The direct context for these verses is the following instructions concerning immoral women, lust, adultery, & all the junk that comes from falling prey to our own desires. However, there is an obvious broader application. It's clear that the point here is that the instruction of one's parents is vital to growing & living a healthy & potentially godly life. When we hear these verses taught we immediately go to the point of "children, obey & respect your parents" which is great, but this proverb is double-edged.

Shouldn't we also ask parents to evaluate what it is that they are teaching their children. As parents, almost everything we do communicates a lesson or value to our children. We can take our children to church programming as much as we want, but if our real, everyday message doesn't reflect biblical, godly values, then which message do we really think is going to win out in our children's lives?  Whatever we teach will guide; it will speak to our children; it will echo in their hearts & minds. What are we teaching?

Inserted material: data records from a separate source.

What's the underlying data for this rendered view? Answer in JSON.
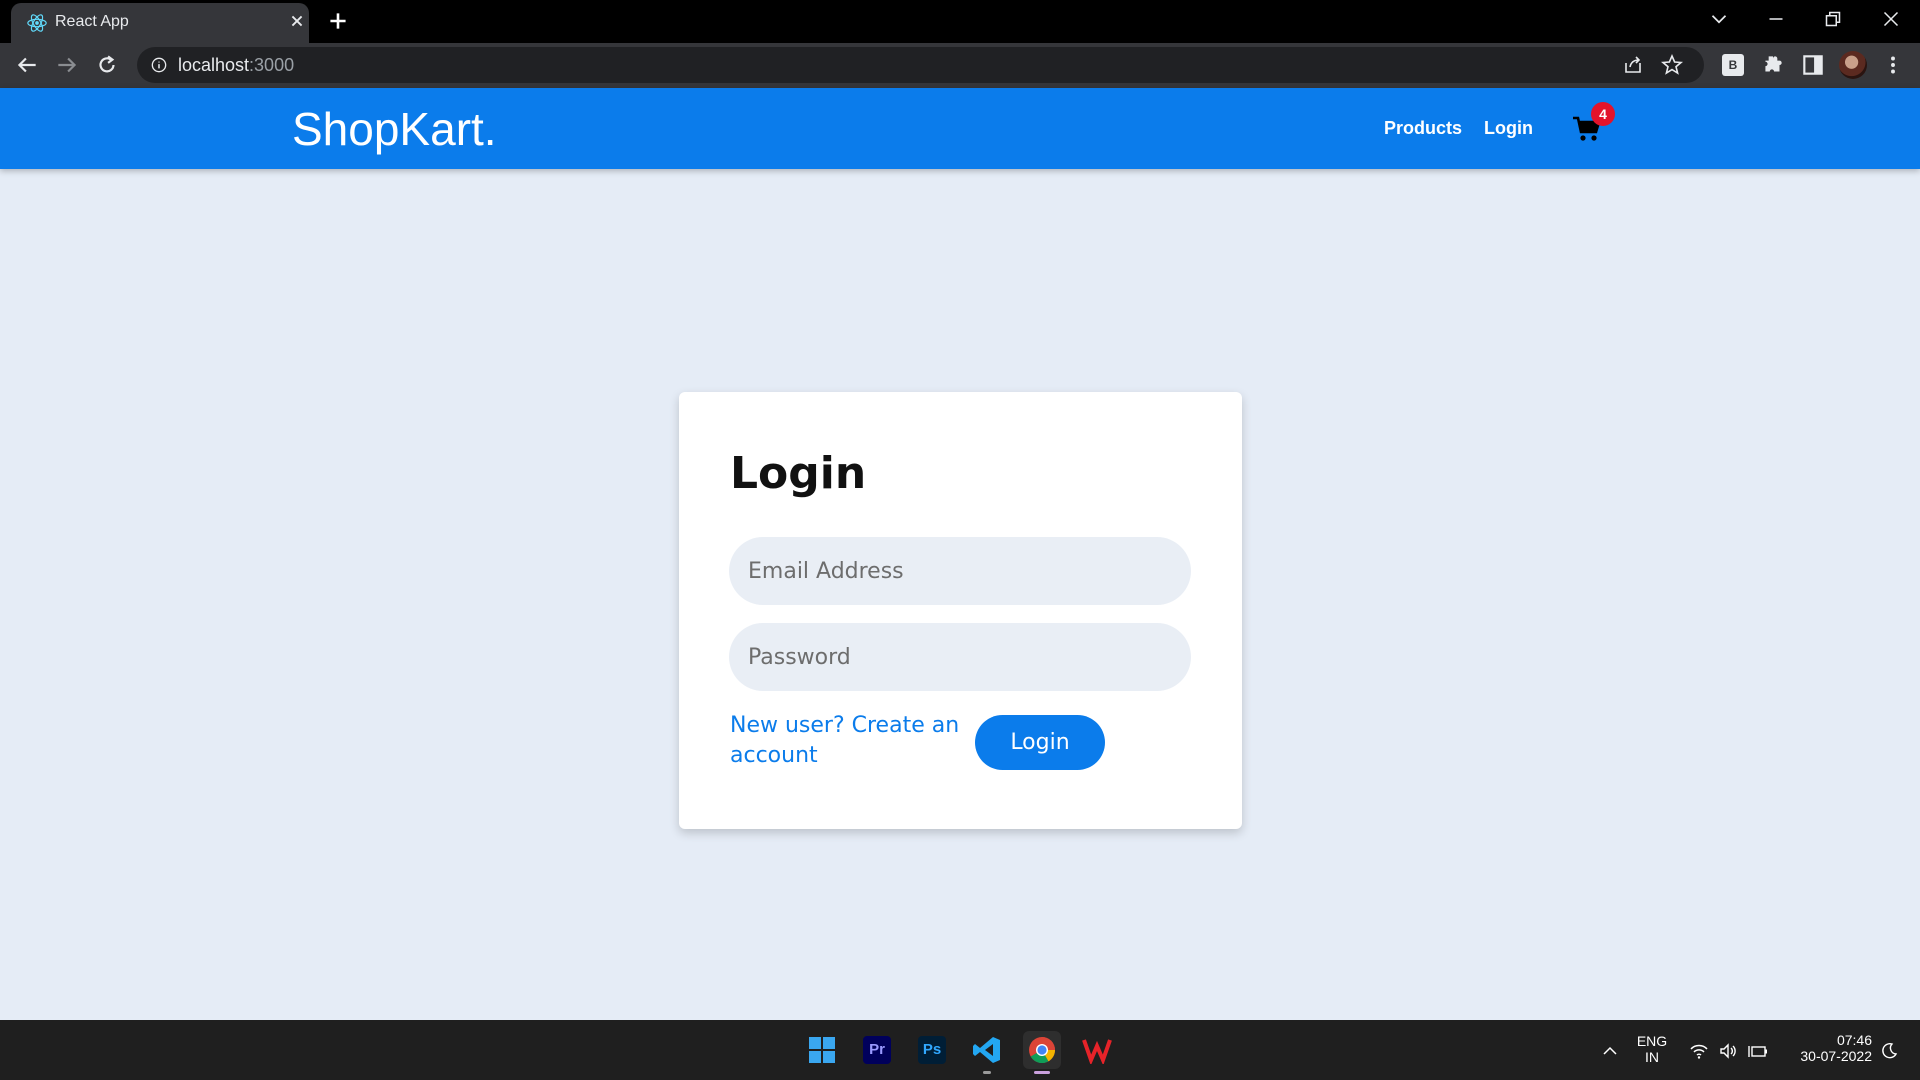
{
  "browser": {
    "tab_title": "React App",
    "url_host": "localhost",
    "url_port": ":3000"
  },
  "app": {
    "brand": "ShopKart.",
    "nav": {
      "products": "Products",
      "login": "Login"
    },
    "cart_count": "4",
    "colors": {
      "primary": "#0b7ceb",
      "badge": "#e3132b",
      "background": "#e5ecf6"
    }
  },
  "login_form": {
    "heading": "Login",
    "email_placeholder": "Email Address",
    "password_placeholder": "Password",
    "signup_link": "New user? Create an account",
    "submit_label": "Login"
  },
  "taskbar": {
    "apps": [
      "windows-start-icon",
      "premiere-icon",
      "photoshop-icon",
      "vscode-icon",
      "chrome-icon",
      "wps-icon"
    ],
    "premiere_label": "Pr",
    "photoshop_label": "Ps",
    "lang_top": "ENG",
    "lang_bottom": "IN",
    "time": "07:46",
    "date": "30-07-2022"
  }
}
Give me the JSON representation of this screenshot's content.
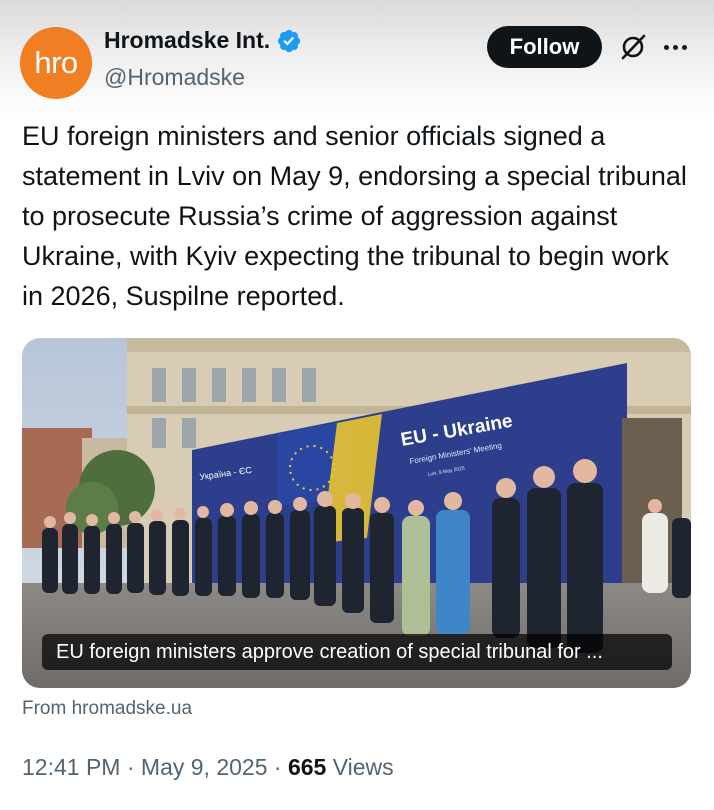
{
  "author": {
    "avatar_text": "hro",
    "display_name": "Hromadske Int.",
    "handle": "@Hromadske",
    "verified": true,
    "avatar_color": "#f07e22",
    "badge_color": "#1d9bf0"
  },
  "actions": {
    "follow_label": "Follow",
    "grok_icon": "grok-icon",
    "more_icon": "more-icon"
  },
  "tweet": {
    "text": "EU foreign ministers and senior officials signed a statement in Lviv on May 9, endorsing a special tribunal to prosecute Russia’s crime of aggression against Ukraine, with Kyiv expecting the tribunal to begin work in 2026, Suspilne reported."
  },
  "media": {
    "banner_title": "EU - Ukraine",
    "banner_subtitle": "Foreign Ministers' Meeting",
    "banner_date": "Lviv, 9 May 2025",
    "banner_left": "Україна - ЄС",
    "caption": "EU foreign ministers approve creation of special tribunal for ..."
  },
  "source": "From hromadske.ua",
  "meta": {
    "time": "12:41 PM",
    "date": "May 9, 2025",
    "views_count": "665",
    "views_label": "Views",
    "separator": "·"
  }
}
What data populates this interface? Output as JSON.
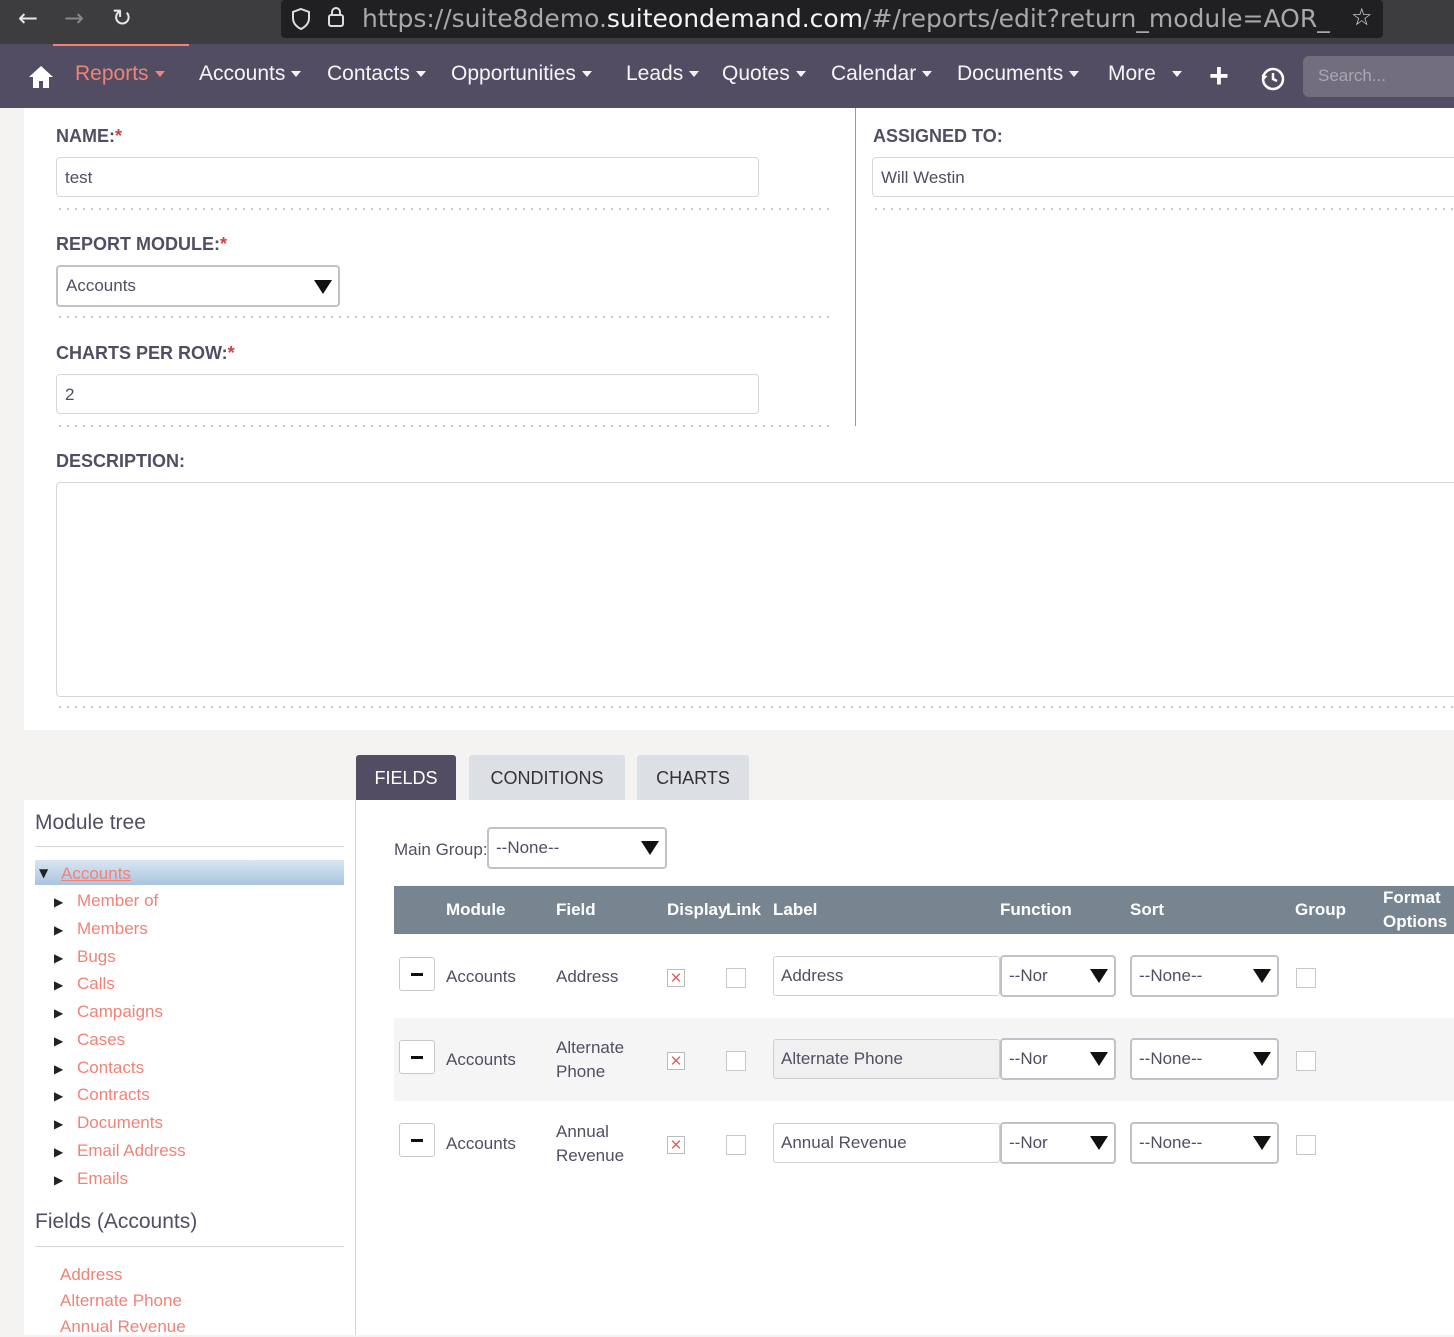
{
  "browser": {
    "back_icon": "arrow-left-icon",
    "forward_icon": "arrow-right-icon",
    "reload_icon": "reload-icon",
    "url_prefix": "https://suite8demo.",
    "url_domain": "suiteondemand.com",
    "url_path": "/#/reports/edit?return_module=AOR_Rep"
  },
  "nav": {
    "items": [
      "Reports",
      "Accounts",
      "Contacts",
      "Opportunities",
      "Leads",
      "Quotes",
      "Calendar",
      "Documents",
      "More"
    ],
    "active": "Reports",
    "search_placeholder": "Search..."
  },
  "form": {
    "name_label": "NAME:",
    "name_value": "test",
    "assigned_label": "ASSIGNED TO:",
    "assigned_value": "Will Westin",
    "report_module_label": "REPORT MODULE:",
    "report_module_value": "Accounts",
    "charts_per_row_label": "CHARTS PER ROW:",
    "charts_per_row_value": "2",
    "description_label": "DESCRIPTION:",
    "required_mark": "*"
  },
  "tabs": [
    "FIELDS",
    "CONDITIONS",
    "CHARTS"
  ],
  "sidebar": {
    "module_tree_title": "Module tree",
    "root": "Accounts",
    "children": [
      "Member of",
      "Members",
      "Bugs",
      "Calls",
      "Campaigns",
      "Cases",
      "Contacts",
      "Contracts",
      "Documents",
      "Email Address",
      "Emails"
    ],
    "fields_title": "Fields (Accounts)",
    "fields": [
      "Address",
      "Alternate Phone",
      "Annual Revenue"
    ]
  },
  "fields_panel": {
    "main_group_label": "Main Group:",
    "main_group_value": "--None--",
    "headers": {
      "module": "Module",
      "field": "Field",
      "display": "Display",
      "link": "Link",
      "label": "Label",
      "function": "Function",
      "sort": "Sort",
      "group": "Group",
      "format_1": "Format",
      "format_2": "Options"
    },
    "rows": [
      {
        "module": "Accounts",
        "field_1": "Address",
        "field_2": "",
        "label": "Address",
        "function": "--Nor",
        "sort": "--None--"
      },
      {
        "module": "Accounts",
        "field_1": "Alternate",
        "field_2": "Phone",
        "label": "Alternate Phone",
        "function": "--Nor",
        "sort": "--None--"
      },
      {
        "module": "Accounts",
        "field_1": "Annual",
        "field_2": "Revenue",
        "label": "Annual Revenue",
        "function": "--Nor",
        "sort": "--None--"
      }
    ],
    "display_mark": "✕"
  },
  "colors": {
    "nav_bg": "#534d64",
    "accent": "#f08377",
    "table_header": "#778591",
    "required": "#ce4245"
  }
}
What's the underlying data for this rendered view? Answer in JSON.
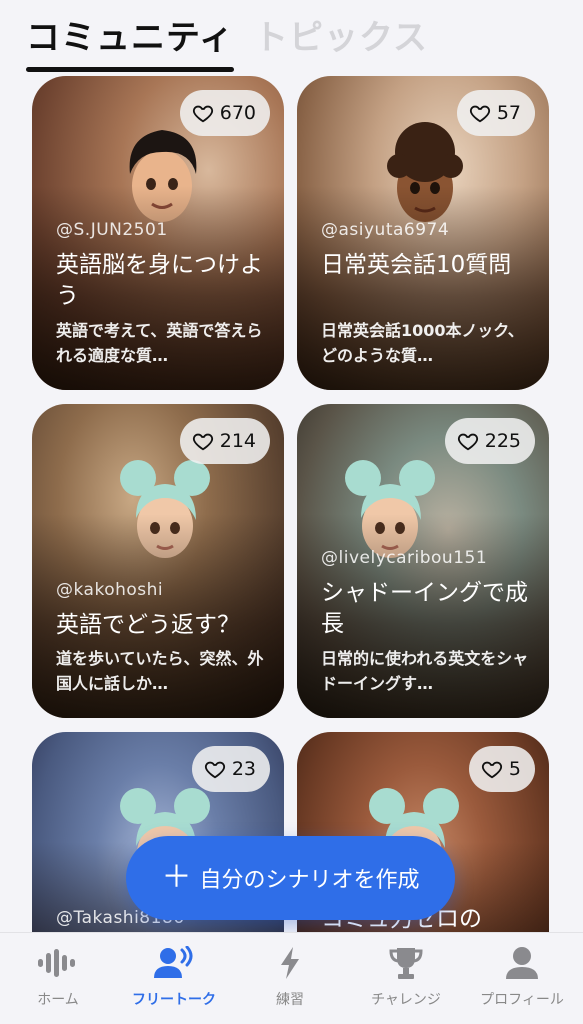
{
  "tabs": {
    "active": "コミュニティ",
    "inactive": "トピックス"
  },
  "cards": [
    {
      "likes": "670",
      "user": "@S.JUN2501",
      "title": "英語脳を身につけよう",
      "desc": "英語で考えて、英語で答えられる適度な質…"
    },
    {
      "likes": "57",
      "user": "@asiyuta6974",
      "title": "日常英会話10質問",
      "desc": "日常英会話1000本ノック、どのような質…"
    },
    {
      "likes": "214",
      "user": "@kakohoshi",
      "title": "英語でどう返す？",
      "desc": "道を歩いていたら、突然、外国人に話しか…"
    },
    {
      "likes": "225",
      "user": "@livelycaribou151",
      "title": "シャドーイングで成長",
      "desc": "日常的に使われる英文をシャドーイングす…"
    },
    {
      "likes": "23",
      "user": "@Takashi8186",
      "title": "",
      "desc": ""
    },
    {
      "likes": "5",
      "user": "",
      "title": "コミュ力ゼロの",
      "desc": ""
    }
  ],
  "fab": {
    "label": "自分のシナリオを作成"
  },
  "nav": [
    {
      "label": "ホーム",
      "icon": "waveform-icon"
    },
    {
      "label": "フリートーク",
      "icon": "speaking-person-icon"
    },
    {
      "label": "練習",
      "icon": "lightning-icon"
    },
    {
      "label": "チャレンジ",
      "icon": "trophy-icon"
    },
    {
      "label": "プロフィール",
      "icon": "person-icon"
    }
  ],
  "colors": {
    "accent": "#2f6ee8",
    "background": "#f4f4f8"
  }
}
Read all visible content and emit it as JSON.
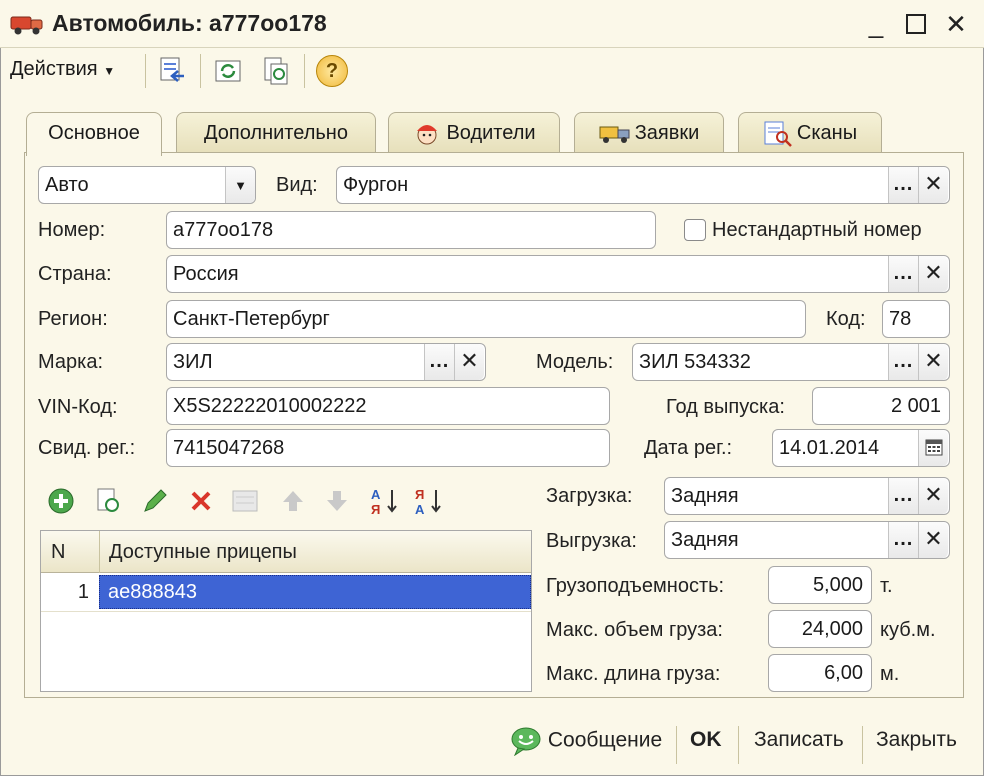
{
  "window": {
    "title": "Автомобиль: а777оо178"
  },
  "toolbar": {
    "actions_label": "Действия",
    "help_glyph": "?"
  },
  "tabs": [
    {
      "label": "Основное"
    },
    {
      "label": "Дополнительно"
    },
    {
      "label": "Водители"
    },
    {
      "label": "Заявки"
    },
    {
      "label": "Сканы"
    }
  ],
  "form": {
    "type_value": "Авто",
    "kind_label": "Вид:",
    "kind_value": "Фургон",
    "number_label": "Номер:",
    "number_value": "а777оо178",
    "nonstandard_label": "Нестандартный номер",
    "country_label": "Страна:",
    "country_value": "Россия",
    "region_label": "Регион:",
    "region_value": "Санкт-Петербург",
    "code_label": "Код:",
    "code_value": "78",
    "brand_label": "Марка:",
    "brand_value": "ЗИЛ",
    "model_label": "Модель:",
    "model_value": "ЗИЛ 534332",
    "vin_label": "VIN-Код:",
    "vin_value": "X5S22222010002222",
    "year_label": "Год выпуска:",
    "year_value": "2 001",
    "reg_cert_label": "Свид. рег.:",
    "reg_cert_value": "7415047268",
    "reg_date_label": "Дата рег.:",
    "reg_date_value": "14.01.2014",
    "loading_label": "Загрузка:",
    "loading_value": "Задняя",
    "unloading_label": "Выгрузка:",
    "unloading_value": "Задняя",
    "capacity_label": "Грузоподъемность:",
    "capacity_value": "5,000",
    "capacity_unit": "т.",
    "volume_label": "Макс. объем груза:",
    "volume_value": "24,000",
    "volume_unit": "куб.м.",
    "length_label": "Макс. длина груза:",
    "length_value": "6,00",
    "length_unit": "м."
  },
  "buttons": {
    "dots": "...",
    "clear": "✕"
  },
  "trailers": {
    "col_n": "N",
    "col_name": "Доступные прицепы",
    "rows": [
      {
        "n": "1",
        "name": "ае888843"
      }
    ]
  },
  "statusbar": {
    "message": "Сообщение",
    "ok": "OK",
    "save": "Записать",
    "close": "Закрыть"
  },
  "colors": {
    "selection": "#3e64d4",
    "window_bg": "#fbf8e9"
  }
}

September 5, 2011

Labor Day Recommendations

I thought I'd change things up for the holiday by recommending some reading, music, & entertainment ideas to you. Checking out these recommendations might give you some insight into how I think & where I'm coming from.
Books I'm Reading & Re-Reading
Think by John Piper-Great stuff from one of the smartest guys in ministry
The Seven Checkpoints For Youth Leaders by Andy Stanley & Stuart Hall-Classic

Songs On Heavy Rotation
"Barton Hollow" by The Civil Wars
"Poison & Wine" by The Civil Wars
"Waves" by Bela Fleck

Blogs I'm Visiting
Jenni Catron-Check out her series "Leading At All Levels".
Ron Edmondson-Ron has had some solid stuff lately.
Bowman Family-Features great pics of my gorgeous daughters & my wife's take on things.

TV Shows Worth Your Time
White Collar on USA-It's smart, funny, & has great cast chemistry. New season in January.
Seinfeld-Been watching a bunch of re-runs lately. I actually forgot how great this show was.

September 2, 2011

Are You Losing Or Are You A Loser?

We can all think of teams, organizations, & even churches that can never quite get it together. Even when they have the right resources, the right people, & the right timing, they somehow manage to blow it. At the same time, we can also think of groups who have a less than glowing history of success, but then all of a sudden they make the turnaround & find success. Look at the Boston Red Sox. They've had talent, money, & opportunities to succeed, but for generations they found ways to lose, sometimes to obviously inferior opponents. Now however, they are one of the powerhouses of baseball & have won more championships in the last 10 years than they had in 80 years prior to that.

So what's the difference between losing & being a loser? Is it as simple as your "record"? I don't think so. I think it's a little more subtle. I think the difference is your perspective on losing because we're all going to lose, & there's at least a decent chance we'll have as many or more defeats as victories.

The Difference Between Losing & Being A Loser
Is Determined By Whether You Endure Losing Or Tolerate It.

When you endure losing, you're still actively pursuing the win. You still expect to win, & as a result you still have a chance to taste victory. However, if you, your team, & your "fans" begin to tolerate losing. The chances of real victory are virtually erased. Just like the football team who thinks they're going to lose before they even put on their pads, organizations & ministries who simply tolerate their losing as "that's just the way things are" might as well not even show up because the end has pretty much been decided.

I really think it's this subtle difference in how we view losing that makes us a loser or not. When we as ministry leaders think that we just cannot break through a certain barrier, then we probably won't. When a business internally admits that growth just can't happen because "we've never been able to do that before", then they're right; growth won't happen.

If you have any influence with a team, organization, or ministry, challenge those you work with to endure the losses, learn from them, & press on toward the victory. The minute you tolerate losing, you've resigned yourself to the fact that neither you nor God can do great things through your leadership.